I had no idea Don McLean sang anything other than American Pie. I was so proud of myself when I learned all the words to that song. I still don't know what some of them mean, but I do know what they are! But the song about Vincent is a typical McLean – soft-spoken, poignant and long.
I love the video Jamie inserted. Rolling through Vincent's work with that song is what we call today a "multi-sensory" experience. You can see the clear evolution of his work. I wonder if I see the sadness in his work because I know his history.
He was such a sad person. Is it possible that his sadness drove his tremendous talent? Or was he sad because he couldn't capture what he wanted to say with his paint? Although we look at his work and say "genius", is it possible that he would reject our adulation of him? Or worse, would someone see the pain and insist that he go on some anti-depressant? Would that destroy his genius? Would he be just another paint-by-numbers artist?
I particularly love the way Vincent used the color yellow. He used a lot of it, and in many different types of paintings – portraits, landscapes, fanciful night scenes. But always, I get a sense he was using yellow to push back the darkness that hovered nearby. When I was a little girl and it was time to color at school, I would often take a yellow crayon and cover the page. I loved the brightness that it became and how it made me feel bright and cheerful too.
Vincent's portraits and paintings of individuals are filled with such dignity. Even the baby has a solemn look in its eyes. Is it possible that these people who were sitting for portraits had some glimpse of the sadness in him?
Finally, the painting of the people going to church makes me sad. So much of religion in his time was formalized, ritualized and rigid. There was no room for people who would not or could not conform. In his own town, was there no one who would extend the love to him that he so desperately needed? On the other hand, I have been touched by the suicide of a loved one, and I have learned that when a person is in that kind of depression, it is very, very difficult to reach them. The very chemicals in their brain that drive the depression also drive them to reject help or even perceive the need for help.

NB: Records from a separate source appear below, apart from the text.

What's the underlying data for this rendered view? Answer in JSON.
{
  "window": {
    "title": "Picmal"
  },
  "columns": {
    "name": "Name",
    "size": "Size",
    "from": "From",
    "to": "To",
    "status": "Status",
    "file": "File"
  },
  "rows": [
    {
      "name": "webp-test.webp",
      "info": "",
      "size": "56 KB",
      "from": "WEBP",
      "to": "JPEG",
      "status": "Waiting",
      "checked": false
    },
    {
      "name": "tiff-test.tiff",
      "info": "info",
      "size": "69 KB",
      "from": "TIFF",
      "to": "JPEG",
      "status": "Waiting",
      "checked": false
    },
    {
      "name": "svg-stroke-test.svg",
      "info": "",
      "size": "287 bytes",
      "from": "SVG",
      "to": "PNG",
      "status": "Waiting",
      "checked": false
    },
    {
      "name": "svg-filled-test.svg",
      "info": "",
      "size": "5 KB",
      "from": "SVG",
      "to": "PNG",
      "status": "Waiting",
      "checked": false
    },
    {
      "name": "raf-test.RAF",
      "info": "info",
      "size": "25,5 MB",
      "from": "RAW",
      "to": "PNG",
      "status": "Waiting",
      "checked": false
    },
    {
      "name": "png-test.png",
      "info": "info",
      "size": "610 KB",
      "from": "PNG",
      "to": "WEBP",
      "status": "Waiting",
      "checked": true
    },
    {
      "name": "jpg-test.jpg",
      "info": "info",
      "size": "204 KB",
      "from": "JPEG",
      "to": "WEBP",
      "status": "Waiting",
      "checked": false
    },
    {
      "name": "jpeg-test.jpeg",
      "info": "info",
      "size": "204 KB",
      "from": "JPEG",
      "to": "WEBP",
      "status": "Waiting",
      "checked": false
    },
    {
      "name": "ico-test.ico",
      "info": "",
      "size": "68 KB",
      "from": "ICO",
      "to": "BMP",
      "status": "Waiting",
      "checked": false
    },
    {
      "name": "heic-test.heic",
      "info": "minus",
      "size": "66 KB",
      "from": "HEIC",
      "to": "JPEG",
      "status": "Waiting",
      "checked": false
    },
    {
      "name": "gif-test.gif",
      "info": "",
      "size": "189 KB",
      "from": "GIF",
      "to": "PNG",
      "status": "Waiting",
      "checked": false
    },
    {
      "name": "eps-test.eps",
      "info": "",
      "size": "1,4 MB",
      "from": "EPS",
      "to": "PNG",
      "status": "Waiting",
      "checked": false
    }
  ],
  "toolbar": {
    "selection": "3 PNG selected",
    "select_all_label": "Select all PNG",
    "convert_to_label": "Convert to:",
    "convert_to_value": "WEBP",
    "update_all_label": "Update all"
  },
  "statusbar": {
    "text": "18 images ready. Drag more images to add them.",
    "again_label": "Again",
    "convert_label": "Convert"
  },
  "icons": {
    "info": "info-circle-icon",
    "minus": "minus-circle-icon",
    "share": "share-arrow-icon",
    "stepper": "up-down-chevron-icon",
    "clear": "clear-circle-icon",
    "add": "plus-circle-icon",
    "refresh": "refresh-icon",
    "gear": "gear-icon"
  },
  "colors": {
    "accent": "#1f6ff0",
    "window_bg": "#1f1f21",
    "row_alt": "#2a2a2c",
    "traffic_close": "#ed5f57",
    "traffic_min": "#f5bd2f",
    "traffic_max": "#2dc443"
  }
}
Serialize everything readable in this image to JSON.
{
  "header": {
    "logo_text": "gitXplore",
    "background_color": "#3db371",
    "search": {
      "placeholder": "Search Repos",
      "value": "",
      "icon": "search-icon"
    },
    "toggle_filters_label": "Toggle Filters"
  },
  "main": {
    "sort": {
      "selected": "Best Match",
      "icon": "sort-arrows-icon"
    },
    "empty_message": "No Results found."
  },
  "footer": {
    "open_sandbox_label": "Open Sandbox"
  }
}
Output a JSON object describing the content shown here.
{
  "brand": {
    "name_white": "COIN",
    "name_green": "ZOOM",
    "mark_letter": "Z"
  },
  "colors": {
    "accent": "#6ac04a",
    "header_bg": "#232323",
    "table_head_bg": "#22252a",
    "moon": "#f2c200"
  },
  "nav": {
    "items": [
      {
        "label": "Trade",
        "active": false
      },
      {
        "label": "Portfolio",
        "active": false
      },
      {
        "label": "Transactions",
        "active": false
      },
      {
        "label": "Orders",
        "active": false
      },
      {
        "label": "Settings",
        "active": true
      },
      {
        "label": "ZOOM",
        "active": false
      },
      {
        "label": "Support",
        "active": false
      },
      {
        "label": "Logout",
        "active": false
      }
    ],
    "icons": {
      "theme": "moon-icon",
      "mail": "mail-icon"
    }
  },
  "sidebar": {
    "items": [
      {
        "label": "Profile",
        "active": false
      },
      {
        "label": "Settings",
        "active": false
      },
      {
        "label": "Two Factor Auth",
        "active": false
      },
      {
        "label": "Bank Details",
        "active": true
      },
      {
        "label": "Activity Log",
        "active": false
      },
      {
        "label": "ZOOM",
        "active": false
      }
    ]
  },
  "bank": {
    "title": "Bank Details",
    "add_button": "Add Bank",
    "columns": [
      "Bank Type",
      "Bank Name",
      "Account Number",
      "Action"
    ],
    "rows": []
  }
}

A young man I knew and dated for one golden summer took his own life at age 22. He was a carpenter, but his soul was one of an artist and he had drawn and painted all his life. He had a severe learning disability due to too much oxygen in an incubator when he was a preemie. The manifestation of that in him was that he was functionally illiterate – he could not read and write beyond a very basic level. His parents had insisted that he needed to become a tradesman so he'd be able to support himself. He did, and put his artwork aside. When I met him that golden summer and saw his drawings I insisted that we needed to go to Ft. Worth to the Kimball Art Museum. We did and I watched his face come alive. We spent the rest of the summer boating and playing and he drew and painted.
I left for law school in the fall and about a month later got one of the worst phone calls of my life. I've often wondered whether taking him to the Art Museum was a kind or unkind thing. I, of course, felt terrible guilt. But a good friend called me when she heard and told me that the semester she had missed when we were in college was because she had tried to end her life, and had been hospitalized as a result. She said, "unless you struggle with clinical depression, you will never understand how deep the hole is, and how hard it is to get out. There is nothing you could have done to make that climb for him."
I haven't read Dear Theo, but now I'm inspired to do so. Thank you Jamie for helping me to think outside myself.